Waste Management and Pollution Control

25 June 2024, Apia, Samoa – The management of solid waste has become one of the major concerns for small island countries in the Pacific region. 

In particular, improper waste management has the potential to pose a significant negative impact on public health, water and food supply, ecosystems, tourism and trade, availability of resources and climate change, which threatens sustainable development in the Pacific.

Japanese cooperation in waste management in the Pacific Region started in 2000. The beginning of the cooperation included bilateral support from the Government of Japan for upgrading of the Palau M-Dock landfill and the Bouffa landfill in Vanuatu. Through their regional assistance, Japan has dispatched various technical experts and advisers to aid regional waste initiatives.

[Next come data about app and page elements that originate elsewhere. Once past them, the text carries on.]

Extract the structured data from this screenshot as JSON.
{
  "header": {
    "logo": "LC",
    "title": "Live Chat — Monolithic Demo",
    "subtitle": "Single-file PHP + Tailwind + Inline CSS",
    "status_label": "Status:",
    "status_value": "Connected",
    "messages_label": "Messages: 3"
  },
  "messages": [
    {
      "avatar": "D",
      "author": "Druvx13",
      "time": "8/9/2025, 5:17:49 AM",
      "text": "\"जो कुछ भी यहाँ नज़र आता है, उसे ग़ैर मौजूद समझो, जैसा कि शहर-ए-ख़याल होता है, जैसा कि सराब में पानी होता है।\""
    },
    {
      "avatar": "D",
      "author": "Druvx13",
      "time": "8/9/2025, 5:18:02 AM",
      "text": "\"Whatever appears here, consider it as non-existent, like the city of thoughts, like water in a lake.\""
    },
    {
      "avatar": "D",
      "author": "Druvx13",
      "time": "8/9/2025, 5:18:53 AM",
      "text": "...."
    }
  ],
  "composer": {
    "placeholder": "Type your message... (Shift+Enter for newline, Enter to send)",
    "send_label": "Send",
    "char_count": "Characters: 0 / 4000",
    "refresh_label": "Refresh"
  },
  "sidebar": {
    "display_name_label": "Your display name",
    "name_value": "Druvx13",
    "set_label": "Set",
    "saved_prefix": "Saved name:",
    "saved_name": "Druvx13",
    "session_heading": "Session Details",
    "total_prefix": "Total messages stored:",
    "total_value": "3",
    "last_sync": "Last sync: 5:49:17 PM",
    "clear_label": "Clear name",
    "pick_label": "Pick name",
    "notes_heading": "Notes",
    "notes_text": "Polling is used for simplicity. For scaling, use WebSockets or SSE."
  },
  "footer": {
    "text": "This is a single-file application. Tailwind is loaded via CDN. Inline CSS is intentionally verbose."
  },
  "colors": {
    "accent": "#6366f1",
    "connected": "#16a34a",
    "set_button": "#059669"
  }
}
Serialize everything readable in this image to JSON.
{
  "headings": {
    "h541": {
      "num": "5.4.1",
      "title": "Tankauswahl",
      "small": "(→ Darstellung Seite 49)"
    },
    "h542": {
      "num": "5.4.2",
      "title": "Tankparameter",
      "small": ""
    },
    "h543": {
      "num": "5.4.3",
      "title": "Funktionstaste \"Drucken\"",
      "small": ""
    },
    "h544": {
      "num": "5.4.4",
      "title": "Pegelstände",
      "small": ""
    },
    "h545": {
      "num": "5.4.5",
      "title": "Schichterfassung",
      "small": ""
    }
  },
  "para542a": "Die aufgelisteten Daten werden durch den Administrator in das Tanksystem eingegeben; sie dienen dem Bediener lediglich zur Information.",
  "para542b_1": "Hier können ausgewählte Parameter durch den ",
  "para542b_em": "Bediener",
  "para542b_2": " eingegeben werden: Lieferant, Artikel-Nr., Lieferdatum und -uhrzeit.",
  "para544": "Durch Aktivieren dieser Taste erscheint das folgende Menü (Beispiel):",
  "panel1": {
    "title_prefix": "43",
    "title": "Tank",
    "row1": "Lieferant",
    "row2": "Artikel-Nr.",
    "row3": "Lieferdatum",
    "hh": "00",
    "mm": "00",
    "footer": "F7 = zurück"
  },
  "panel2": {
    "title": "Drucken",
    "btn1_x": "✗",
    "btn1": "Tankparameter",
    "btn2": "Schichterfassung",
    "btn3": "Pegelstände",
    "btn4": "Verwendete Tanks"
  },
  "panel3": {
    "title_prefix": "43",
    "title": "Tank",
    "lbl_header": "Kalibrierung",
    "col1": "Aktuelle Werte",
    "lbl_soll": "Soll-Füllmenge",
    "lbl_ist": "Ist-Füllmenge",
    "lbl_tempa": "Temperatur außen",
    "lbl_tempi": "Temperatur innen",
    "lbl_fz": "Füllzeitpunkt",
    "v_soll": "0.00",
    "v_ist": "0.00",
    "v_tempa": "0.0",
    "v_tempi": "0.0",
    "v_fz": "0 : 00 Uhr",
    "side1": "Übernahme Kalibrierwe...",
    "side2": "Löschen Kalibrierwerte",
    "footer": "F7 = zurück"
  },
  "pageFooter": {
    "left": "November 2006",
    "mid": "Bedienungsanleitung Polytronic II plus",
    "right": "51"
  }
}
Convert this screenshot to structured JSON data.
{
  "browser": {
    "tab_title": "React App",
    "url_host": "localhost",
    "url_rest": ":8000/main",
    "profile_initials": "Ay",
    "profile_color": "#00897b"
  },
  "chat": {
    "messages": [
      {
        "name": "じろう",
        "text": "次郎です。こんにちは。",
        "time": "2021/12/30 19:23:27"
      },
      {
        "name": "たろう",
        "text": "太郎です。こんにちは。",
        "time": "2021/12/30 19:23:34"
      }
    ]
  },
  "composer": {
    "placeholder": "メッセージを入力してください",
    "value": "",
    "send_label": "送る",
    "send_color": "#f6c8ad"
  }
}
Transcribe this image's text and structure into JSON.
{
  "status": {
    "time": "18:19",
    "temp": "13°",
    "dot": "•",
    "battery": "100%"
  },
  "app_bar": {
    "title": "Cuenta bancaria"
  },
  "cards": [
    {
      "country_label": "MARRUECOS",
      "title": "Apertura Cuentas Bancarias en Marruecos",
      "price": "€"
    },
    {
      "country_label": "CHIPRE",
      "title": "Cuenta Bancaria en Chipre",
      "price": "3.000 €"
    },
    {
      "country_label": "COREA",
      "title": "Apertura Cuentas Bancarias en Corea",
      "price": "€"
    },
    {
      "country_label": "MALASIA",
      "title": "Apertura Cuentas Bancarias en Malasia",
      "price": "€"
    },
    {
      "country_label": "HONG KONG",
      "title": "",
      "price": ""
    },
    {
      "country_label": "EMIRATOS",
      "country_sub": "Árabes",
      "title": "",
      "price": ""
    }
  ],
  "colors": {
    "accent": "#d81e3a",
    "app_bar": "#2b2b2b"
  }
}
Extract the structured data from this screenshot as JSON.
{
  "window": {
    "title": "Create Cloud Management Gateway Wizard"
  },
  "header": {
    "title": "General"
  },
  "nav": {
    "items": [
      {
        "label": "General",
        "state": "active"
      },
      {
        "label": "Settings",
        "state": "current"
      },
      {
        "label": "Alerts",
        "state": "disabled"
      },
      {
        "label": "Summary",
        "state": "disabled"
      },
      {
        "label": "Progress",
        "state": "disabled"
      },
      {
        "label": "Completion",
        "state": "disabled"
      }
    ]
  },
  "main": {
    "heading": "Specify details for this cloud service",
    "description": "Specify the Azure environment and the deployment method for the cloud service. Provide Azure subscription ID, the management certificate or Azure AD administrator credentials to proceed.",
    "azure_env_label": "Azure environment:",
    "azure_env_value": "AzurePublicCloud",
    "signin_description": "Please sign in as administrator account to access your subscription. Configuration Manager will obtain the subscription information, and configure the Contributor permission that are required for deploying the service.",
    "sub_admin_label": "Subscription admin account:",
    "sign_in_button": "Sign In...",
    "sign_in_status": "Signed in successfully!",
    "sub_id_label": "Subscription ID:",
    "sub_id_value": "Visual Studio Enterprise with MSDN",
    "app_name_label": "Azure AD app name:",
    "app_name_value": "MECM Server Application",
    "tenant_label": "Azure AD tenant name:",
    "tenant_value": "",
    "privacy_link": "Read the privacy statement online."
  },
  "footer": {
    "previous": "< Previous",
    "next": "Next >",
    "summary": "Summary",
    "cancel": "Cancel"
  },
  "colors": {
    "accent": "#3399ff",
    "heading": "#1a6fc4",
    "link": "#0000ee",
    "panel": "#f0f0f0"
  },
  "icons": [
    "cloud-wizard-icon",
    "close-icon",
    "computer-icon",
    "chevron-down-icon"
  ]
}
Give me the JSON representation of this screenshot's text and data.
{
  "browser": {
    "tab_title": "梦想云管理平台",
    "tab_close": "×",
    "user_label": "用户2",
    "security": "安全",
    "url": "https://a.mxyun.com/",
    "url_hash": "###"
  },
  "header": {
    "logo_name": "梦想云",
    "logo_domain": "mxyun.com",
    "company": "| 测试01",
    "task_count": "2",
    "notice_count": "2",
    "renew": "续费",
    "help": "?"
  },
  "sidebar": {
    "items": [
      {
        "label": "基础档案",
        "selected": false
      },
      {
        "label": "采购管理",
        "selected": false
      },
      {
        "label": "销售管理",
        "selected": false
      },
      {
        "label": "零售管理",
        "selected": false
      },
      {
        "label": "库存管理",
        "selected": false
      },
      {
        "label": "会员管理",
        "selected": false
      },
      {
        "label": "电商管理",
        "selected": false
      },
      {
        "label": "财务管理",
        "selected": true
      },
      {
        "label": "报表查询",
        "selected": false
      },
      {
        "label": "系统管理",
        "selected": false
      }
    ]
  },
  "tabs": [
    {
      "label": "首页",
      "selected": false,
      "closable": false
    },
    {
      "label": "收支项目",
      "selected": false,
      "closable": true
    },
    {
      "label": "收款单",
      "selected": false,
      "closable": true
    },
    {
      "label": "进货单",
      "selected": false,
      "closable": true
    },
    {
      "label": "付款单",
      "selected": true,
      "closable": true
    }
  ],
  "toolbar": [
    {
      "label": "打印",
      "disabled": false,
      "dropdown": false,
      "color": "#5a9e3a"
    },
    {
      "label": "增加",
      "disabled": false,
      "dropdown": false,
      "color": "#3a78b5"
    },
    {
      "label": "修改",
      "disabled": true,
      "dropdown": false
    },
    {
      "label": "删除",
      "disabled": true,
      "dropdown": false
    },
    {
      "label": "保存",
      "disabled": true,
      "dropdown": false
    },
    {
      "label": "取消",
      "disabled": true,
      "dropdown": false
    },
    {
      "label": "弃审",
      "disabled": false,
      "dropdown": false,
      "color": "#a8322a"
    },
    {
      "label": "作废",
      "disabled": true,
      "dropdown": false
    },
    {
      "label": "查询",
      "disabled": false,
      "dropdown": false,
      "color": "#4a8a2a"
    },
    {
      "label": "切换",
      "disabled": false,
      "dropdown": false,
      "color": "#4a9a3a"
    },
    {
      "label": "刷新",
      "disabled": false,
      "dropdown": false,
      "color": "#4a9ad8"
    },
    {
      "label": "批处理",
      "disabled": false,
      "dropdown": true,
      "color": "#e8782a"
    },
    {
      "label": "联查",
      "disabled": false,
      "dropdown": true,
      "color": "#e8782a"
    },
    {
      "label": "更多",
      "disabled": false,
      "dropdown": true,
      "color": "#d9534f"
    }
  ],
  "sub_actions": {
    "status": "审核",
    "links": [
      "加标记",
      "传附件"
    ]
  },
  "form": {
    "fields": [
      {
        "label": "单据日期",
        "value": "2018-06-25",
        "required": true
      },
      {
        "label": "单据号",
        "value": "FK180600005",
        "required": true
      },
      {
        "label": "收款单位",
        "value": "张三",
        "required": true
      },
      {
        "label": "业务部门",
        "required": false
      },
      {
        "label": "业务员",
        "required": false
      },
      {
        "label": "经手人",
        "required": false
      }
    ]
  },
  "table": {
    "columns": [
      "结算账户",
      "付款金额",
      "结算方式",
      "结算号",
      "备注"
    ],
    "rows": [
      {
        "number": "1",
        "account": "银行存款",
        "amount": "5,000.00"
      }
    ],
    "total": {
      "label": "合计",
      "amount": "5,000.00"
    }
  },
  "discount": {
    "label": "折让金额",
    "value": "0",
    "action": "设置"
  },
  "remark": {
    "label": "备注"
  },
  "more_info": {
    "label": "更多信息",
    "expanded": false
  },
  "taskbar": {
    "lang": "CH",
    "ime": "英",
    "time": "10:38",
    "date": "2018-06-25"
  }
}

Since 2011, Pacific Island countries have worked with the Japanese Technical Cooperation Project for Promotion of Regional Initiative on Solid Waste Management in Pacific Island Countries (J-PRISM) to improve their waste management processes nationally. 

Samoa has undertaken a number of initiatives including recycling promotion through the Reduce, Reuse and Recycle community awareness programme, improvement of the Tafa’igata landfill and the development of a landfill operation training programme. 

The current Pacific Regional Solid Waste Management Strategy 2016-2025 or Cleaner Pacific 2025 was formulated under J-PRISM cooperation and continues to guide national waste activities across the Pacific. 

 This was highlighted during the first J-PRISM 3 Steering Committee Meeting convened at the Pacific Climate Change Centre hosted at the Secretariat of the Pacific Regional Environment Programme (SPREP) on Tuesday 25 June 2024. 

Chair of the J-PRISM 3 Steering Committee Meeting, Ms Fuimaono Katenia Rasch, who is also the Assistant Chief Executive Officer for Samoa’s Ministry of Natural Resources and Environment’s (MNRE) Waste Management and Pollution Control Programme acknowledged the contributions of Japan to the Pacific. 

“We acknowledge the significant contributions of the Japanese Technical Cooperation towards waste management in the Pacific through the J-PRISM Project since its inception in 2011,” said Ms Rasch. 

“The programme has contributed significantly towards raising the capacity of both government and stakeholders in providing a platform for our regional counterparts to collaborate on effective waste management initiatives.”

Built on J-PRISM Phase 1 and 2, J-PRISM 3 is a result of a 25-year partnership between SPREP and the Japan International Cooperation Agency (JICA) and addresses the waste issue by strengthening independent solid waste management in the Pacific through improving human resource, institutional and financial capacity of solid waste management with developing a monitoring system in targeted Pacific Island Countries.

Face-to-face participants of the J-PRISM 3 Steering Committee Meeting at the Pacific Climate Change Centre 


SPREP Waste Management and Pollution Control Programme Director, Mr Anthony Talouli in his opening remarks highlighted the commitment from project countries to address the waste issue effectively. 

“Your attendance today demonstrates the awareness of region of the triple planetary crisis that humanity faces – climate change, biodiversity loss and pollution. It also highlights the importance of the work of J-PRISM and the critical need for solid waste and resource management in the Pacific.”

He further highlighted the successful partnership of SPREP and JICA, “J-PRISM is a great testament to the long-term commitment made by the Government of Japan to the Pacific. A political commitment made by the Government of Japan at the Second Pacific Islands Leaders Meeting (PALM 2), it is unique in its longevity spanning almost 25 years, almost as old as SPREP itself.”

The meeting was held in hybrid format and was attended by implementing agencies, JICA and SPREP, and representatives from the Federated States of Micronesia, Fiji, Marshall Islands, Palau, Papua New Guinea, Samoa, Solomon Islands, Tonga and Vanuatu. It also provided an opportunity for project national counterparts to report back on their activities, successes and challenges from the earlier phases of the project, as well as map a way forward for activities in Phase 3.

For more information on the J-PRISM 3 Project, please contact Project Chief Advisor Mr Satoru Mimura on [email protected]